*** Opening DATA FOR ANALYSIS ***

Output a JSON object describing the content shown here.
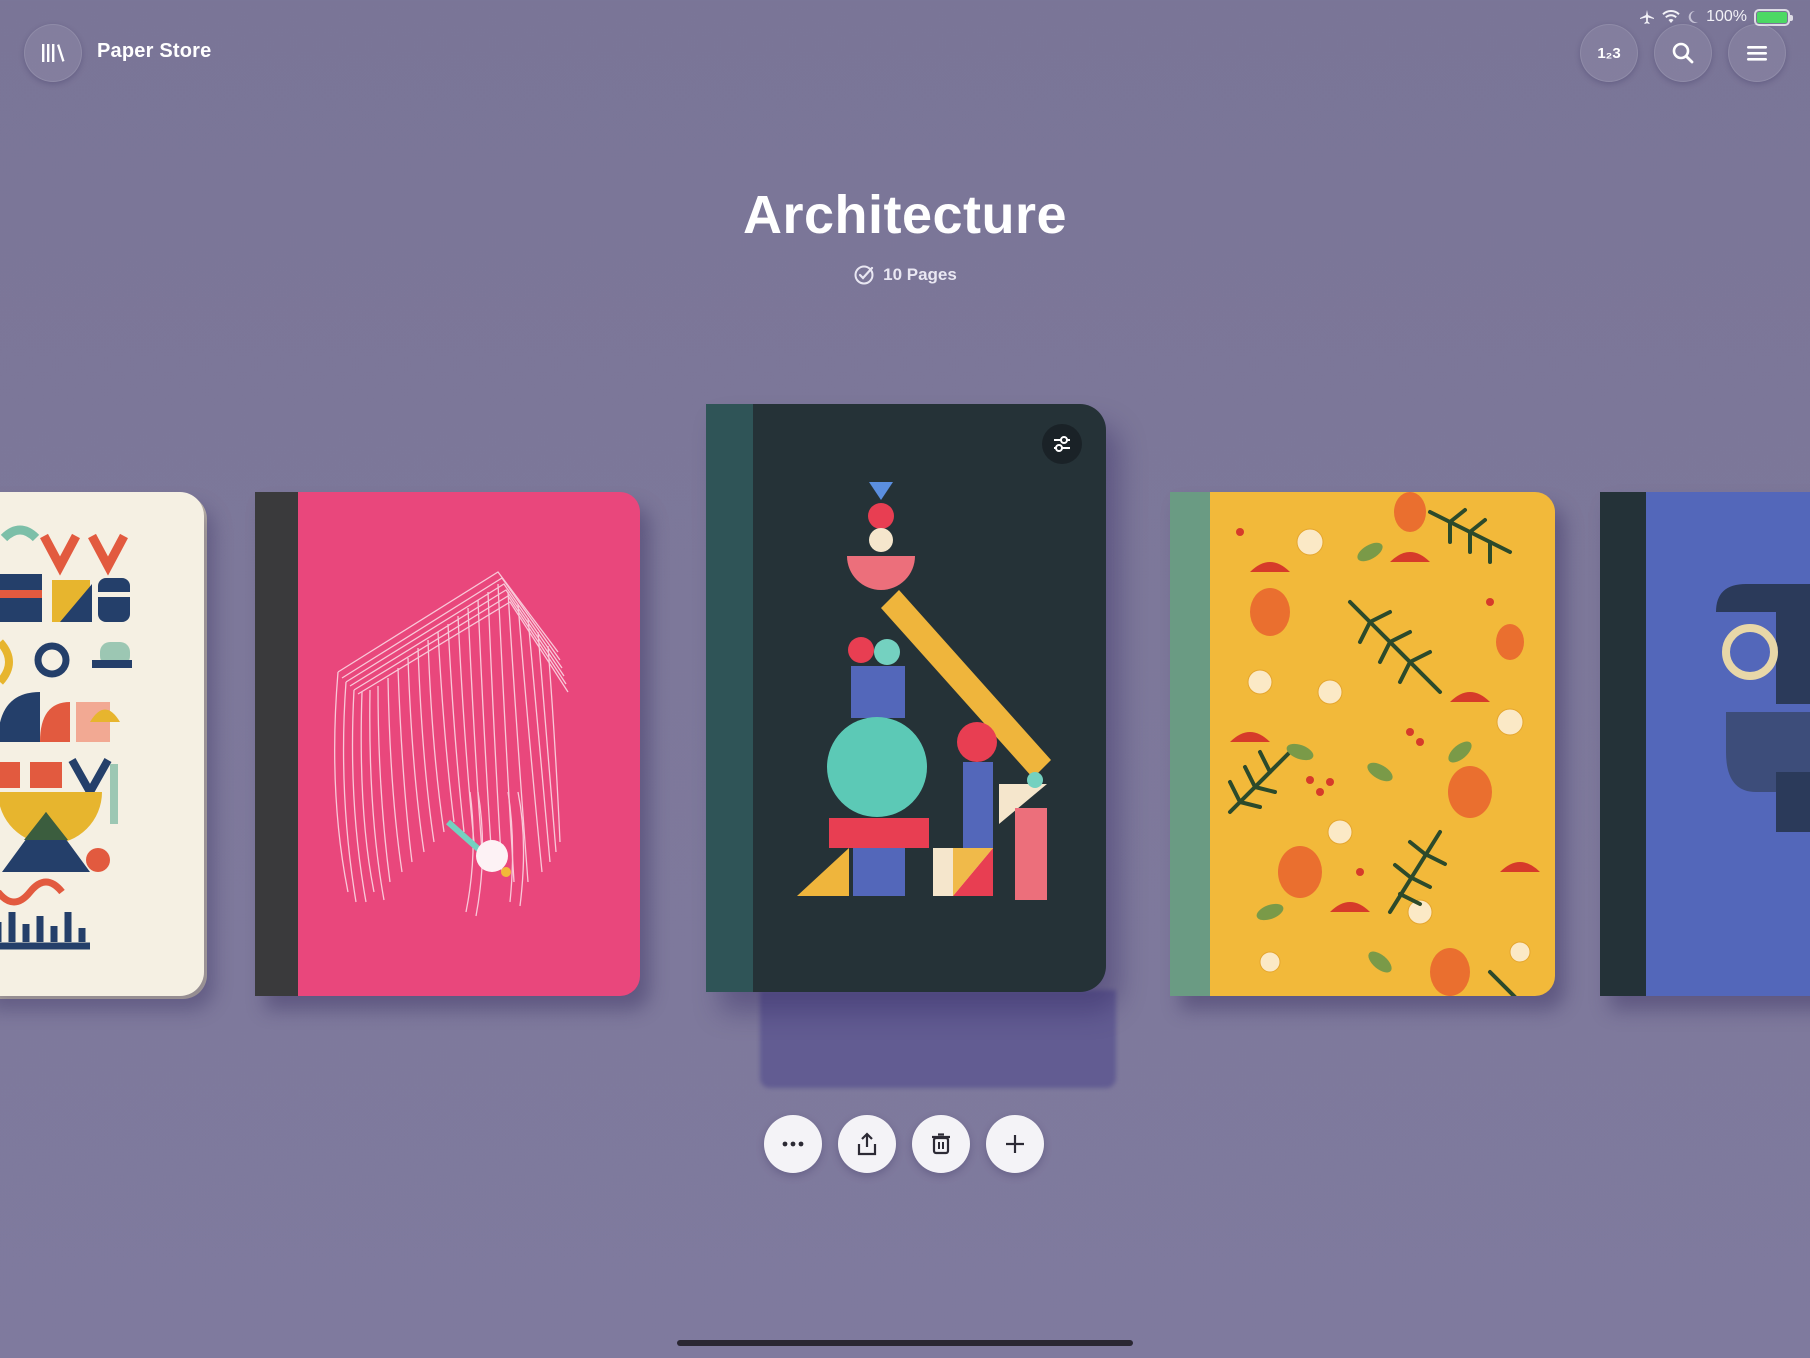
{
  "status_bar": {
    "battery": "100%"
  },
  "header": {
    "app_title": "Paper Store",
    "number_button_label": "1₂3"
  },
  "notebook": {
    "title": "Architecture",
    "page_count_label": "10 Pages"
  },
  "notebooks": [
    {
      "id": "patterned-cream",
      "cover_color": "#f5f0e3"
    },
    {
      "id": "pink-sketch",
      "cover_color": "#e9477c",
      "spine_color": "#3a3a3c"
    },
    {
      "id": "architecture",
      "cover_color": "#253237",
      "spine_color": "#2f5457",
      "selected": true
    },
    {
      "id": "yellow-floral",
      "cover_color": "#f2b93a",
      "spine_color": "#6a9b83"
    },
    {
      "id": "blue-face",
      "cover_color": "#5367ba",
      "spine_color": "#243238"
    }
  ],
  "actions": [
    {
      "icon": "more-icon"
    },
    {
      "icon": "share-icon"
    },
    {
      "icon": "trash-icon"
    },
    {
      "icon": "plus-icon"
    }
  ],
  "colors": {
    "background": "#7d789a",
    "accent_white": "#ffffff"
  }
}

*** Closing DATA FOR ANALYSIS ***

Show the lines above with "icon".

      "icon": "more-icon"
      "icon": "share-icon"
      "icon": "trash-icon"
      "icon": "plus-icon"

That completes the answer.